** AIM OF THE EXERCISE **
Check each line of the material. Copy those containing "JSON".
◆ ◆ ◆ ◆
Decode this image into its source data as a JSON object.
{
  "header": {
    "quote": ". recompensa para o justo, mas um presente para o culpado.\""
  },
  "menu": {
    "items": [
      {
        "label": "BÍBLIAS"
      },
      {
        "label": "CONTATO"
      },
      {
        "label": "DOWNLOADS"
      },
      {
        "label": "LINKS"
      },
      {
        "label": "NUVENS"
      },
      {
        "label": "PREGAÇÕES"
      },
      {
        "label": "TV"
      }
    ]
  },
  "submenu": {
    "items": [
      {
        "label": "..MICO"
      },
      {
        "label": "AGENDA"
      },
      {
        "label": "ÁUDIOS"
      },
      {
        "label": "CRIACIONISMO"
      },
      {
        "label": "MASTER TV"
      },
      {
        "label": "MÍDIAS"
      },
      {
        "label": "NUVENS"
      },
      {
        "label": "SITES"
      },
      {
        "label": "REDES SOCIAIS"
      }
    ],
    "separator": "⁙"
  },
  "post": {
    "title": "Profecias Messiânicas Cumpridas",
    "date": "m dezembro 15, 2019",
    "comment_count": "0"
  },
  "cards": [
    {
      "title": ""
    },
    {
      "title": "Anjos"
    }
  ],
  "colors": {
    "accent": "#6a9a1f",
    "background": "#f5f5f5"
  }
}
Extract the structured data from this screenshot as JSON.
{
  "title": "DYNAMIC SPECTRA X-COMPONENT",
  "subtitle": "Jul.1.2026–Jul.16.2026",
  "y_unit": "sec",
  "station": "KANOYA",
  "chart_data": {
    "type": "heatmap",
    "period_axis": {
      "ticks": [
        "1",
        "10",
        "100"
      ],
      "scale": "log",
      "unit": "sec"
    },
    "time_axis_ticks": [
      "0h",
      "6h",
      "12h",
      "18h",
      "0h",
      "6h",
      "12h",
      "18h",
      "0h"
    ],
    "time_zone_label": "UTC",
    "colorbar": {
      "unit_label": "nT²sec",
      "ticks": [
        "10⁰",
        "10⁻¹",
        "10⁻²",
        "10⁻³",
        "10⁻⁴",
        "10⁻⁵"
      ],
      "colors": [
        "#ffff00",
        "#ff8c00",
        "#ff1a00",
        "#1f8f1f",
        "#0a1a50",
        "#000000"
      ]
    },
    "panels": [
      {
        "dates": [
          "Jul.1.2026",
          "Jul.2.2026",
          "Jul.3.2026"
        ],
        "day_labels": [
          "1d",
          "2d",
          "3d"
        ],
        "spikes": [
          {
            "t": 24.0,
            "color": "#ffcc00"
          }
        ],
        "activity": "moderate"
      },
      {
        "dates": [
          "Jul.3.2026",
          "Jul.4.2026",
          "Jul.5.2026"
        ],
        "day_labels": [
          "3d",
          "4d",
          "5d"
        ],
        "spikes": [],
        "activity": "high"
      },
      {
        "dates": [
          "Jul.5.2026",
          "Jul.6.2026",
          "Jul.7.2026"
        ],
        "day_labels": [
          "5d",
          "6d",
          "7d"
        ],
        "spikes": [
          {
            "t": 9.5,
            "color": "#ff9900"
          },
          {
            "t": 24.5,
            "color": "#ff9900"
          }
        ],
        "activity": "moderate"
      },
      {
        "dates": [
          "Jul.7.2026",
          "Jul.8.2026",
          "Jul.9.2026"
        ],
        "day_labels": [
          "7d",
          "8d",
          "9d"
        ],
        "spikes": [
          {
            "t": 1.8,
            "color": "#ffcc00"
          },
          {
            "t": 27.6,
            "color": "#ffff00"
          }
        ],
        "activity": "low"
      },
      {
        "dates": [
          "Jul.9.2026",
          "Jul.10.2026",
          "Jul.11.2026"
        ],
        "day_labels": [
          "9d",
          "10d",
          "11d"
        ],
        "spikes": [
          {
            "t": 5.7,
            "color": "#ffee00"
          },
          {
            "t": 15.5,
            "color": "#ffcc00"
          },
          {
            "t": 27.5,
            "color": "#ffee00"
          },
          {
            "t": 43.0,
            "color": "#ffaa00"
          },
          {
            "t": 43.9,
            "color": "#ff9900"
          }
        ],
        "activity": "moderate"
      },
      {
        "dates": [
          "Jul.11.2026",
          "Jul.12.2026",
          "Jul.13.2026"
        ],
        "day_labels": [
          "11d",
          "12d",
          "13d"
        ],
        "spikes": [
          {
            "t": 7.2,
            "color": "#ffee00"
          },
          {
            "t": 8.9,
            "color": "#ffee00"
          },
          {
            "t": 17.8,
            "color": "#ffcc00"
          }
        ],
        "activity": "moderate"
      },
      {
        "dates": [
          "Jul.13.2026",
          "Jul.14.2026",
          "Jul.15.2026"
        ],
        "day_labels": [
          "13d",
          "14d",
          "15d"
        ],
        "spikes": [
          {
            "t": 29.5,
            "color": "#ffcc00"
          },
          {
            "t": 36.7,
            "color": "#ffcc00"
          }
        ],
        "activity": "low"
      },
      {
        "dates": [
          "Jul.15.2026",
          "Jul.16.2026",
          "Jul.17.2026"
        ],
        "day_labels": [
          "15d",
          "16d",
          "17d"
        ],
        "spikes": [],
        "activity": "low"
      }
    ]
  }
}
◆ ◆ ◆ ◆
** ANSWER TO THE PROBLEM **
Decode this image into its source data as a JSON object.
Extract the structured data from this screenshot as JSON.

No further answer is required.